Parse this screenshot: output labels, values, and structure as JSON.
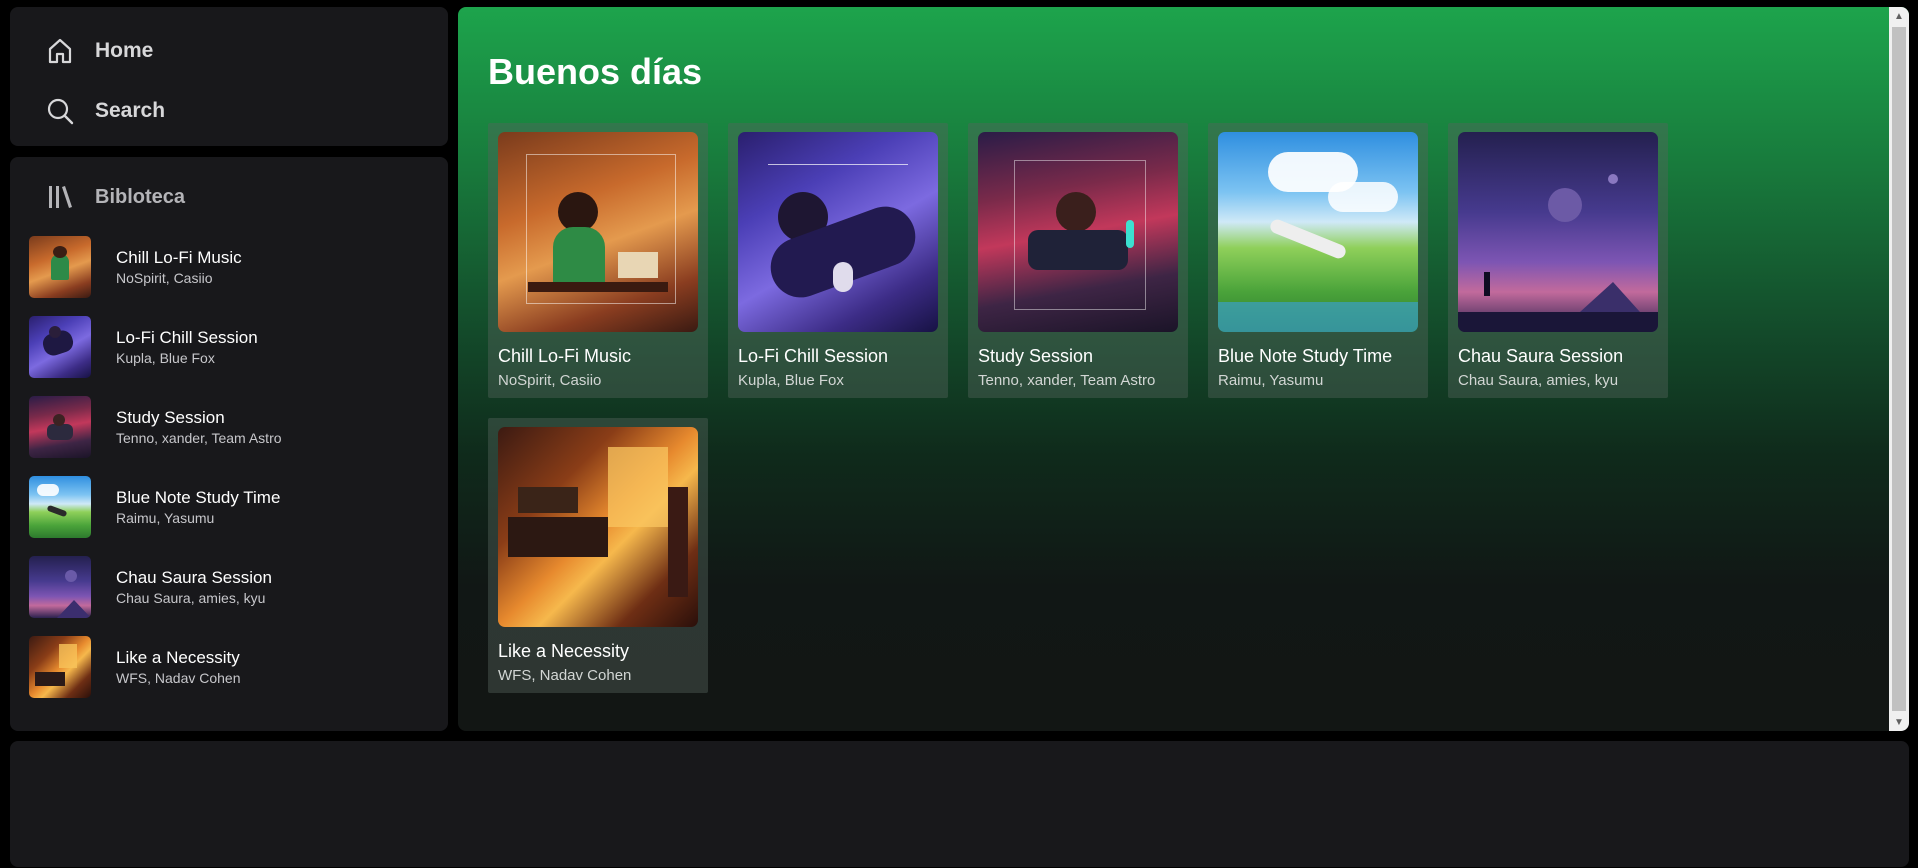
{
  "nav": {
    "home_label": "Home",
    "search_label": "Search"
  },
  "library": {
    "title": "Bibloteca",
    "items": [
      {
        "title": "Chill Lo-Fi Music",
        "subtitle": "NoSpirit, Casiio"
      },
      {
        "title": "Lo-Fi Chill Session",
        "subtitle": "Kupla, Blue Fox"
      },
      {
        "title": "Study Session",
        "subtitle": "Tenno, xander, Team Astro"
      },
      {
        "title": "Blue Note Study Time",
        "subtitle": "Raimu, Yasumu"
      },
      {
        "title": "Chau Saura Session",
        "subtitle": "Chau Saura, amies, kyu"
      },
      {
        "title": "Like a Necessity",
        "subtitle": "WFS, Nadav Cohen"
      }
    ]
  },
  "main": {
    "greeting": "Buenos días",
    "cards": [
      {
        "title": "Chill Lo-Fi Music",
        "subtitle": "NoSpirit, Casiio"
      },
      {
        "title": "Lo-Fi Chill Session",
        "subtitle": "Kupla, Blue Fox"
      },
      {
        "title": "Study Session",
        "subtitle": "Tenno, xander, Team Astro"
      },
      {
        "title": "Blue Note Study Time",
        "subtitle": "Raimu, Yasumu"
      },
      {
        "title": "Chau Saura Session",
        "subtitle": "Chau Saura, amies, kyu"
      },
      {
        "title": "Like a Necessity",
        "subtitle": "WFS, Nadav Cohen"
      }
    ]
  },
  "icons": {
    "home": "home-icon",
    "search": "search-icon",
    "library": "library-icon"
  },
  "colors": {
    "panel_bg": "#18181b",
    "accent_green": "#1da44c",
    "page_bg": "#000000"
  }
}
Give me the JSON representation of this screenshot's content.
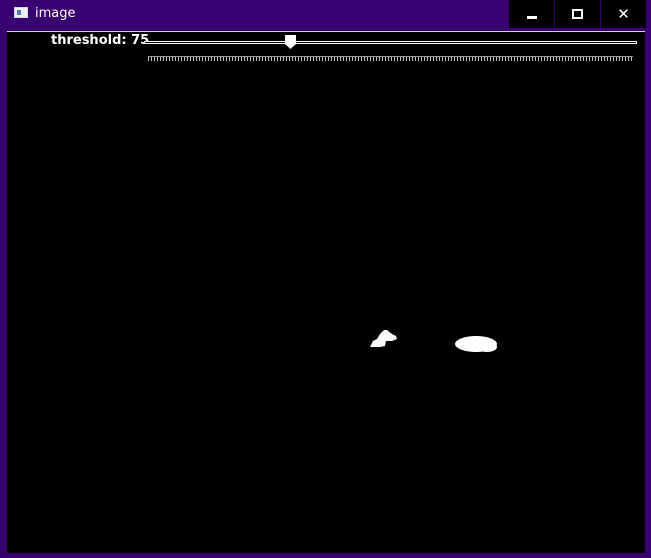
{
  "window": {
    "title": "image",
    "app_icon": "window-app-icon",
    "controls": {
      "minimize_icon": "minimize-icon",
      "maximize_icon": "maximize-icon",
      "close_icon": "close-icon",
      "close_glyph": "✕"
    },
    "colors": {
      "frame": "#39006f",
      "titlebar_buttons": "#000000",
      "canvas": "#000000",
      "foreground": "#ffffff"
    }
  },
  "trackbar": {
    "label": "threshold: 75",
    "value": 75,
    "min": 0,
    "max": 255
  }
}
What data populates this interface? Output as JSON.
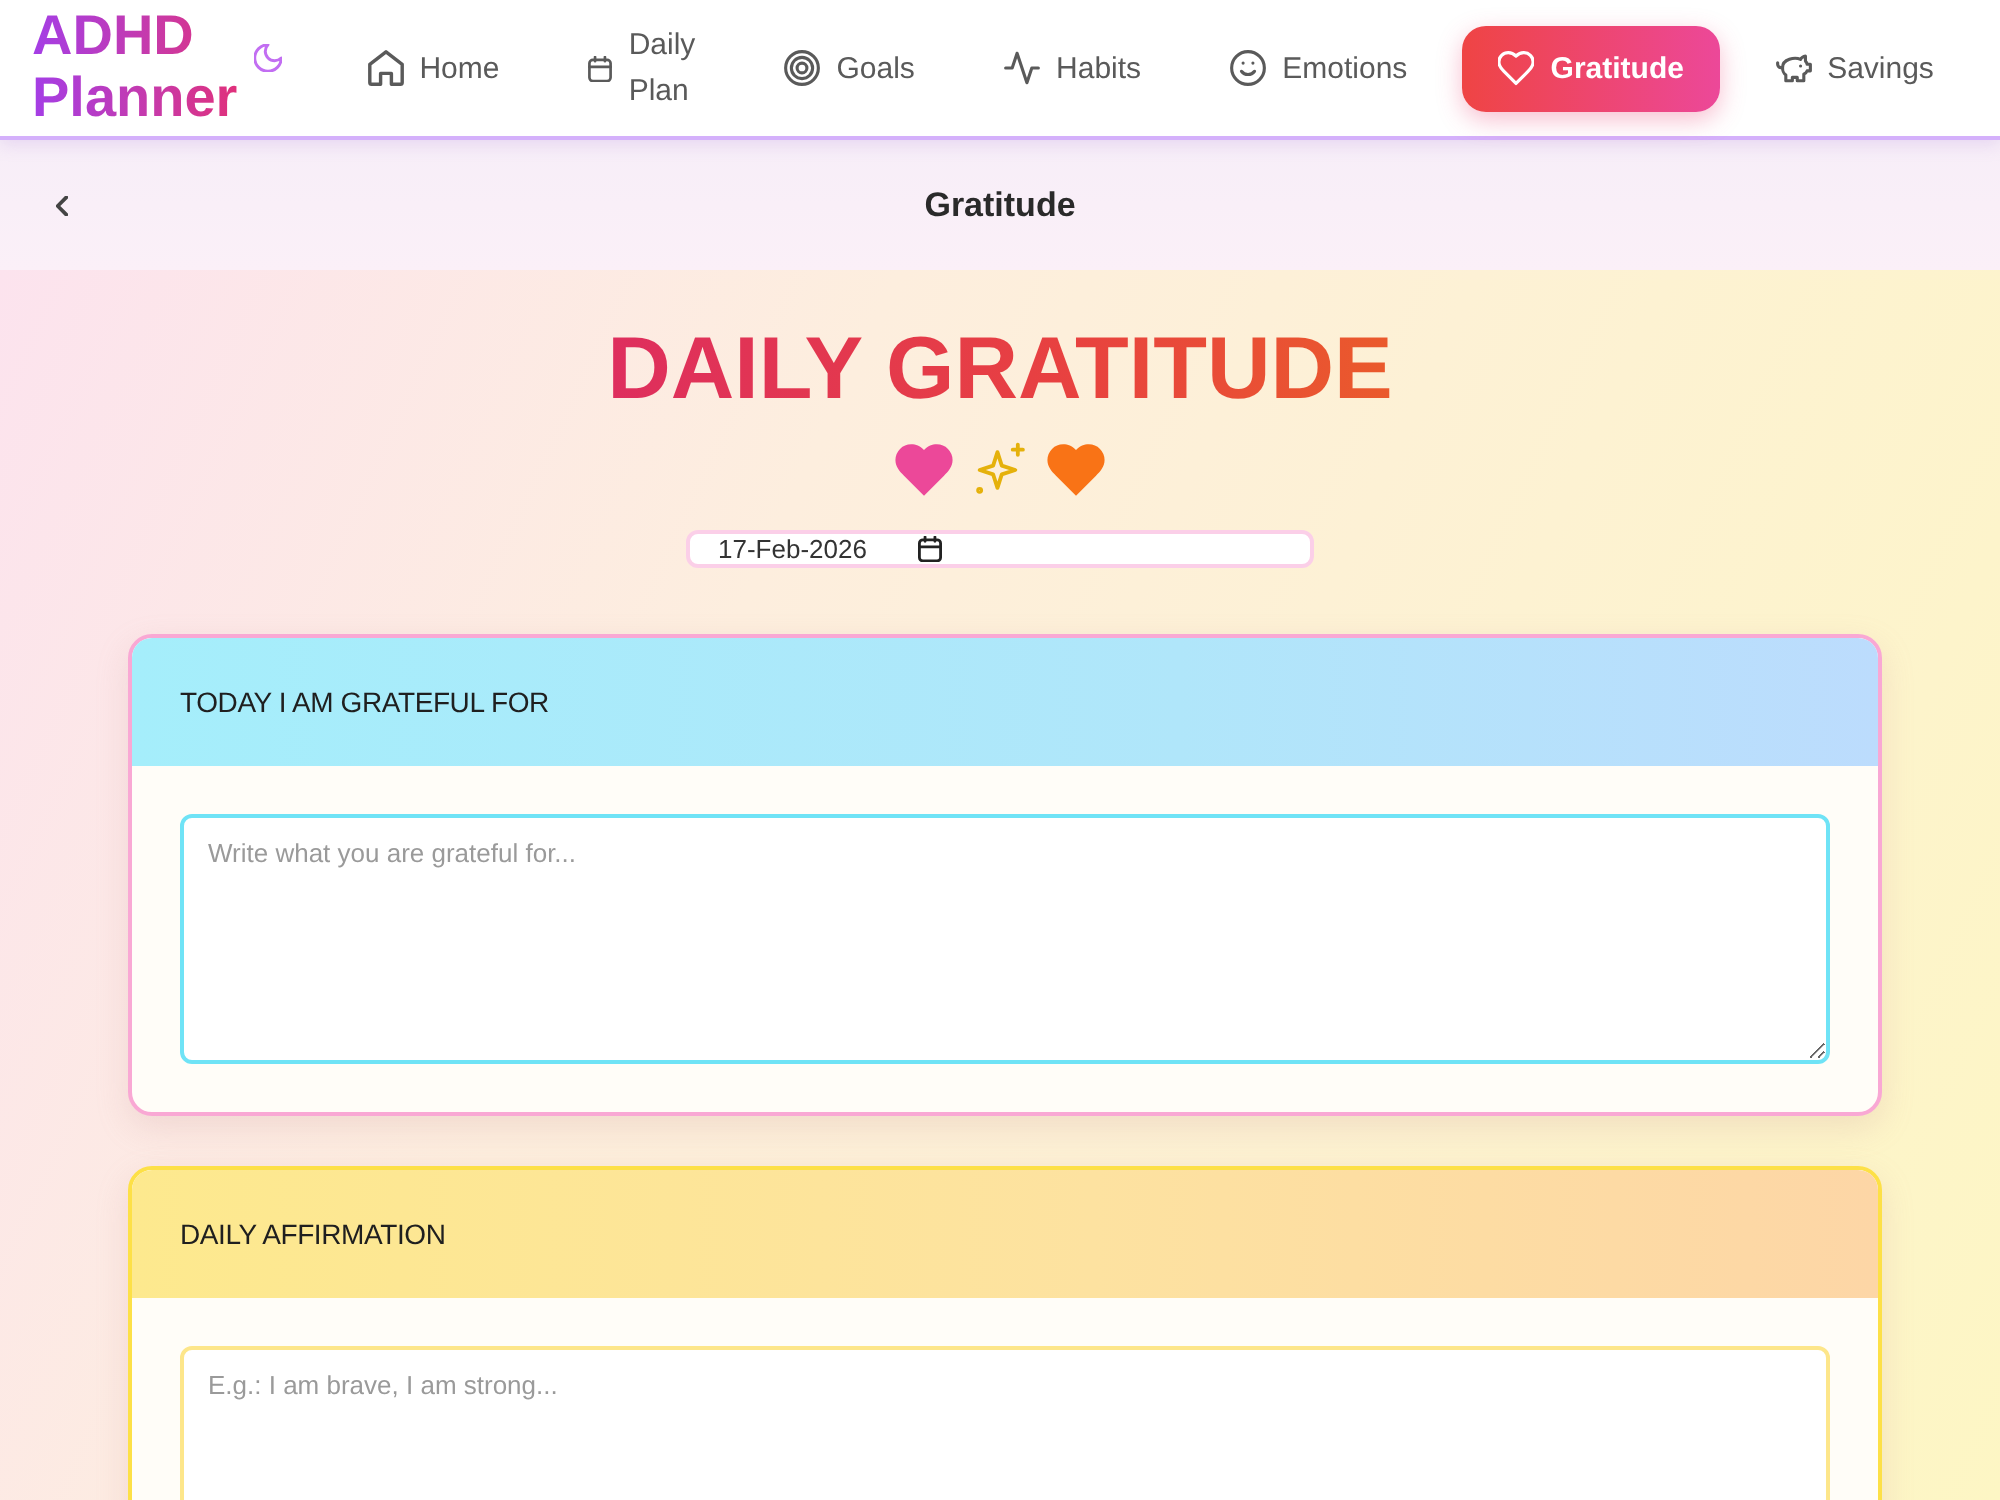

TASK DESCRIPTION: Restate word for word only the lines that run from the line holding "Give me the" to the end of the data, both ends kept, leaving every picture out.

EXERCISE RESPONSE:
Give me the JSON representation of this screenshot's content.
{
  "window": {
    "title": "image",
    "app_icon": "window-app-icon",
    "controls": {
      "minimize_icon": "minimize-icon",
      "maximize_icon": "maximize-icon",
      "close_icon": "close-icon",
      "close_glyph": "✕"
    },
    "colors": {
      "frame": "#39006f",
      "titlebar_buttons": "#000000",
      "canvas": "#000000",
      "foreground": "#ffffff"
    }
  },
  "trackbar": {
    "label": "threshold: 75",
    "value": 75,
    "min": 0,
    "max": 255
  }
}
What data populates this interface? Output as JSON.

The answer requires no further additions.